Baseball Is Fun

I guess I always assumed that the world of X-TREME stunts was limited to the more recent, Red Bull-infused American culture of the 90s and 2000s, but it turns out people have always loved doing (and watching other people do) crazy sh*t.

Like, say, throwing baseballs off extremely tall buildings/structures and seeing if their friends below can catch it.

Over at MLB.com, Eric Chesterton ran down some of the record-setting/breaking feats of catch from great heights and it is absolutely worth your time today. His story begins in Washington D.C. in 1908, when Senators catcher Charles “Gabby” Street tried to catch a ball dropped from the top of the Washington Monument.
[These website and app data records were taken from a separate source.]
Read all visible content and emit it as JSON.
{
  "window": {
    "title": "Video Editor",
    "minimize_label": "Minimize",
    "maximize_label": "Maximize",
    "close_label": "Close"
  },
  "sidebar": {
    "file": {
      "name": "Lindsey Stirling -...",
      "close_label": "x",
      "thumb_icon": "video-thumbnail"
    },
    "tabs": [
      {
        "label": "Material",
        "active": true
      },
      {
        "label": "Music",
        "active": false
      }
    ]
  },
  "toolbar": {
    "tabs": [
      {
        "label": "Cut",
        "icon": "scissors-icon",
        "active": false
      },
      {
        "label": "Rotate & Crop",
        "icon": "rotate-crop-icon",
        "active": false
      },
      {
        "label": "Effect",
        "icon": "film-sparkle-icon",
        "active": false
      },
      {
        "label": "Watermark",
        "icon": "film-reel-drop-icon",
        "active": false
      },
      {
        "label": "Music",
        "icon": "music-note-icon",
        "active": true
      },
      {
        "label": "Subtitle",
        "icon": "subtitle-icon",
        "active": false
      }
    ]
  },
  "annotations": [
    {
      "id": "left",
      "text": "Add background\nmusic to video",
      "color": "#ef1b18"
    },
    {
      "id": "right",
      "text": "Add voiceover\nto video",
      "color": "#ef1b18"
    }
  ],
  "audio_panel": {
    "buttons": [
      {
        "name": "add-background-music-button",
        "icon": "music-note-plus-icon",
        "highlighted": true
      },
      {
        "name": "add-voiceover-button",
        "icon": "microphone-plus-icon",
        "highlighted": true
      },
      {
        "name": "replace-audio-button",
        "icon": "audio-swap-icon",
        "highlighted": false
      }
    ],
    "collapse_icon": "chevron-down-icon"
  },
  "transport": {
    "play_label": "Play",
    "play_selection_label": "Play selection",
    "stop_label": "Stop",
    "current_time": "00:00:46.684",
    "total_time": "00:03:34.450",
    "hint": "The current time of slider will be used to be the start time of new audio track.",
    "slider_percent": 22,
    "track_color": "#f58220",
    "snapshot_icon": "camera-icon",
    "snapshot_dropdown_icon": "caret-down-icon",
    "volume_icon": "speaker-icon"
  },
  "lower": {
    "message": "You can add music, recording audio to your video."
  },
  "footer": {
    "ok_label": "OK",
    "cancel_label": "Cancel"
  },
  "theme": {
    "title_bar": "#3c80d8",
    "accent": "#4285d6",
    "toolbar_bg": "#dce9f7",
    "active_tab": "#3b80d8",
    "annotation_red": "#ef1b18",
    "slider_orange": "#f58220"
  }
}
It continues seven years later, when Dodgers Manager Wilbert Robinson tried to catch a baseball from a literal airplane, though he was met with a very unexpected (and tasty?) surprise.

But the ultimate story from Chesteron’s stroll down memory lane happened 30 years after the Washington Monument stunt, when five members of the Cleveland Indians tried to catch baseballs off the top of the 708-foot Terminal Tower (a stunt that drew 10,000 fans in attendance). One of the catchers, Hank Helf, comes in for the money quote: “They looked the size of aspirin tablets when they started down,” Helf said, “and when they got closer, they had stopped spinning and were dancing like knuckleballs. I didn’t know if they were going to hit my glove or my head.”

Apparently, according to estimations at the time, the balls reached a velocity of 138 MPH on their fall and bounced up to six stories high when they missed a glove.

As you can imagine, the catch left a bruise, but kept Helf in the record books.

Check out more details, quotes, and images at MLB.com.



Author: Michael Cerami

Michael Cerami covers the Chicago Cubs, Bears, and Bulls at Bleacher Nation. You can find him on Twitter @Michael_Cerami